Skip to main content

Relevancy: Using Online Assets to Support Your Course

A few years ago, and after years of successful use, I found that my favorite case study – the 1980 Harvard Business Publishing case study on Cumberland Metals - was not going over well with students. Turns out they had trouble identifying with the product that Cumberland Metals was developing. The beautifully architected case could not pass the relevancy test with my students.

This has become a constant theme throughout many courses, disciplines, and assignments - the need to make course examples and content relevant in order to enhance learning outcomes for today's students.

One way to pass the relevancy test and improve outcomes is to integrate content from current online resources. The Wall Street Journal (WSJ), The Financial Times, The New York Times, and YouTube are just a few examples of sources that you can use to help with relevancy. The WSJ, in fact, has a great program for universities, professors and students alike.

So how did I fix my problem of having to discard my favorite case study? I decided to change the lesson to a more modern example on the discussion of services (the illustrious "gig" economy, after all is very accessible for today's students!). Using a fairly universal service example of a haircut, I taught my students how service is inseparable, perishable, intangible, homogenous, and variable. Once I got my students talking about how they can vary in elements of the service and the associated price, the discussion very quickly became interesting and enthusiastically discussed. I supplemented this discussion with an WSJ online article about "What a Good Haircut Costs". Although the article focused on men's haircuts, we quickly pivoted to include women's requirements in the mix, illustrating (much to the horror of the men in the class) just how big a price variable can be for service.

The use of an online resource quickly enhanced our classroom discussion and most importantly added some relevancy to the learning outcomes my students were attempting to comprehend. That relevancy, tied with something they could easily relate to, was ultimately the key to my students' engagement and understanding.

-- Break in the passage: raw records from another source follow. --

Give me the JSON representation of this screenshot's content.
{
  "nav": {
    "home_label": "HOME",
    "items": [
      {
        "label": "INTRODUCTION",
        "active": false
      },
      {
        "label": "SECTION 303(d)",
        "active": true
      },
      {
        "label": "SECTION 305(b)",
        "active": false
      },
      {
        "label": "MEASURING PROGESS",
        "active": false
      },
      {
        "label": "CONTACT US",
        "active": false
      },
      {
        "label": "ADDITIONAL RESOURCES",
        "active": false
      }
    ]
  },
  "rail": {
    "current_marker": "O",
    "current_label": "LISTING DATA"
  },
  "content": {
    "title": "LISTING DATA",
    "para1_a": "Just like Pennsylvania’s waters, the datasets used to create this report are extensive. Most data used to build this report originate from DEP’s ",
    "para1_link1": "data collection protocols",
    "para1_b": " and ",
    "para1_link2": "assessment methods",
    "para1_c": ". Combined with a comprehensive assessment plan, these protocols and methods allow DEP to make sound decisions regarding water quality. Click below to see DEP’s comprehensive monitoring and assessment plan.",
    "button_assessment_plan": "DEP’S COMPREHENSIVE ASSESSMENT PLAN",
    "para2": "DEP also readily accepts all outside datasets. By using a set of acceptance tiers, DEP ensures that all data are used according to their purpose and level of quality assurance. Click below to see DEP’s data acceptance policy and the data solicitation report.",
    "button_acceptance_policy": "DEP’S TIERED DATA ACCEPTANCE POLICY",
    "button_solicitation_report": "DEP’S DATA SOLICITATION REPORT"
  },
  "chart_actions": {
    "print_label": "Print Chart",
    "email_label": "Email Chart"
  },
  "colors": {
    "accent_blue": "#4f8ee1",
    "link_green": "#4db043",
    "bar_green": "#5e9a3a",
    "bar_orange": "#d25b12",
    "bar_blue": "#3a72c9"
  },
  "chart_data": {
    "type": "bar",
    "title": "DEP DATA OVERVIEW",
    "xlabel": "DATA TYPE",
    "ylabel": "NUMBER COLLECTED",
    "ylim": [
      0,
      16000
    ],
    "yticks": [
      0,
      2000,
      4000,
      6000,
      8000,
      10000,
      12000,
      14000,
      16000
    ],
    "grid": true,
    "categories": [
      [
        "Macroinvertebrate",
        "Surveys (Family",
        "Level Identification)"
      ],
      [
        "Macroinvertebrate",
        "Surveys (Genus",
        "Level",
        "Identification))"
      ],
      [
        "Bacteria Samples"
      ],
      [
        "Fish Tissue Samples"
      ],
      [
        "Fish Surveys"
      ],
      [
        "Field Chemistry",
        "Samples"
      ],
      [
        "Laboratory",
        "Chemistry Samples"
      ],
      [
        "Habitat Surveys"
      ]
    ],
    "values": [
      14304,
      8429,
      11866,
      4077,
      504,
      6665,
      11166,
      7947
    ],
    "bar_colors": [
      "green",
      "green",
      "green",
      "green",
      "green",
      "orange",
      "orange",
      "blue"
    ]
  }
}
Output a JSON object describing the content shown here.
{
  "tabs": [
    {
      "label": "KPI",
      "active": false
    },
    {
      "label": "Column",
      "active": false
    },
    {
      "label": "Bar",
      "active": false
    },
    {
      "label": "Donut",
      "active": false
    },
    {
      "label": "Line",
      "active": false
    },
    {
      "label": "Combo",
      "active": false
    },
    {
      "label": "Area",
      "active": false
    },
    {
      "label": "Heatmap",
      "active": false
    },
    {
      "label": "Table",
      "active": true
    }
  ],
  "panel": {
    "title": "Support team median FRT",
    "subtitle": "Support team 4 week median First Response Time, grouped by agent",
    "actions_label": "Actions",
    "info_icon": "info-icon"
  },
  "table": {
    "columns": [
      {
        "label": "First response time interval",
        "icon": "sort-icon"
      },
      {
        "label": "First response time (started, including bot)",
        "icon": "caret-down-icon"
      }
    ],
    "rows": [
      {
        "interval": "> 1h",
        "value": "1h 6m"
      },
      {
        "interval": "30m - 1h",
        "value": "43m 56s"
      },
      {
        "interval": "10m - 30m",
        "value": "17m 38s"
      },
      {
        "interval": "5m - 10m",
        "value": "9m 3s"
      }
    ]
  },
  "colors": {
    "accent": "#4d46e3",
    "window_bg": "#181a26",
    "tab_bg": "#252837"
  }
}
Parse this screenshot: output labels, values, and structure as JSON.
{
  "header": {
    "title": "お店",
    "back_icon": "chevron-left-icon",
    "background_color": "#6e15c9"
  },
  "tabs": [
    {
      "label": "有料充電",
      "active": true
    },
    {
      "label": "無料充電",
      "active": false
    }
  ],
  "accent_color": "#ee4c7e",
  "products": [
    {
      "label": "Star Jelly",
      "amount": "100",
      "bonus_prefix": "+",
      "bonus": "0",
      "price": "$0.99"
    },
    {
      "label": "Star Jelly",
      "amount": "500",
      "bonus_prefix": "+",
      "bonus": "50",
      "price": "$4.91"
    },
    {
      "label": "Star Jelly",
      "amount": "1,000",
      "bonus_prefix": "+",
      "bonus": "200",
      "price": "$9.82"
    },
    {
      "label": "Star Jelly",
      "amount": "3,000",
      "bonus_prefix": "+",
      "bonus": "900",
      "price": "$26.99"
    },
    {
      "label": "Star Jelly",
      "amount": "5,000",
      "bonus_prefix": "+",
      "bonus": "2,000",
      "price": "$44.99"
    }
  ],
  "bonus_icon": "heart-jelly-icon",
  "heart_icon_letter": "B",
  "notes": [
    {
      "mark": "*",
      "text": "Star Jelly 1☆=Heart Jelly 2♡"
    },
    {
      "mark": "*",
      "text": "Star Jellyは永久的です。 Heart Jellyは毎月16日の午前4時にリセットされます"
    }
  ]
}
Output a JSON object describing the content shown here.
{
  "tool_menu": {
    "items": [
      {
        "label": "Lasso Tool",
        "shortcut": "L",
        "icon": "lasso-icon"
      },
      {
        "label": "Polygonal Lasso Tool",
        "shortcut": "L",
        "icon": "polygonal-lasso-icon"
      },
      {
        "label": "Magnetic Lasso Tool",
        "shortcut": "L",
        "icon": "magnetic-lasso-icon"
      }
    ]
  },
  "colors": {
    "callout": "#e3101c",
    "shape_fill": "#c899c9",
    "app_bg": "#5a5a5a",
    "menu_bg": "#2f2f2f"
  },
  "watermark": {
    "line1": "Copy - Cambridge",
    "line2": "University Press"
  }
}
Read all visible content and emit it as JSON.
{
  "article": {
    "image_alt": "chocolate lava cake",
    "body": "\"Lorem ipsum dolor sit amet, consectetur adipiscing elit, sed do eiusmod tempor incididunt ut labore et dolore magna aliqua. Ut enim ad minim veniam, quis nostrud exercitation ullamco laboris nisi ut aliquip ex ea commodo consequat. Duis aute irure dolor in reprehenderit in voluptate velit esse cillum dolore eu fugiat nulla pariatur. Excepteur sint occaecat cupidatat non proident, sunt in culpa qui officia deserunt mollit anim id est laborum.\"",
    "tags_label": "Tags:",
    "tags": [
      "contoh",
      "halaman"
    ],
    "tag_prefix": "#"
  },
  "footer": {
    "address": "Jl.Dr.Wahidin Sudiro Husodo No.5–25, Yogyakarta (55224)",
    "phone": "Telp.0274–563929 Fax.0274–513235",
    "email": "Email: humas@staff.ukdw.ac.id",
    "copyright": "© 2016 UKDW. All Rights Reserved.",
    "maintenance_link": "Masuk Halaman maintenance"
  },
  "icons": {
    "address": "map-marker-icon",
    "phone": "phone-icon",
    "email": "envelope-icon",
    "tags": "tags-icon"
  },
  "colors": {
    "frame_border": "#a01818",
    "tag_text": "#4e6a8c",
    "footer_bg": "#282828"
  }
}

So, when you're considering a relevancy update for your own class make sure to spend some time exploring some different available assets:




About the Author

Professor Gonsalves is a graduate of Worcester Polytechnic Institute with a Bachelor’s Degree in Electrical Engineering and a Master’s Degree in Management Science. Professor Gonsalves’ career has spanned thirty-five years in the technology field, having held positions in design, applications, sales, marketing, business development and management. He is the holder of 9 patents and has presented at a variety of industry conferences in the area of RFID. For the past twenty-five years, Professor Gonsalves has been teaching undergraduate and graduate marketing classes and has been involved in executive education at Worcester Polytechnic Institute. During this time, Professor Gonsalves has also taught at a variety of other schools in the New England area, including work at Boston College, Babson College and Providence College. He has also served as a Digital Faculty Consultant for McGraw-Hill Higher Education, where he has reviewed and developed a variety of materials, with a focus on simulations and digital content. His areas of interest are in the marketing and development of high technology products and he retains an active consultancy practice in these areas.

Profile Photo of Edward Gonsalves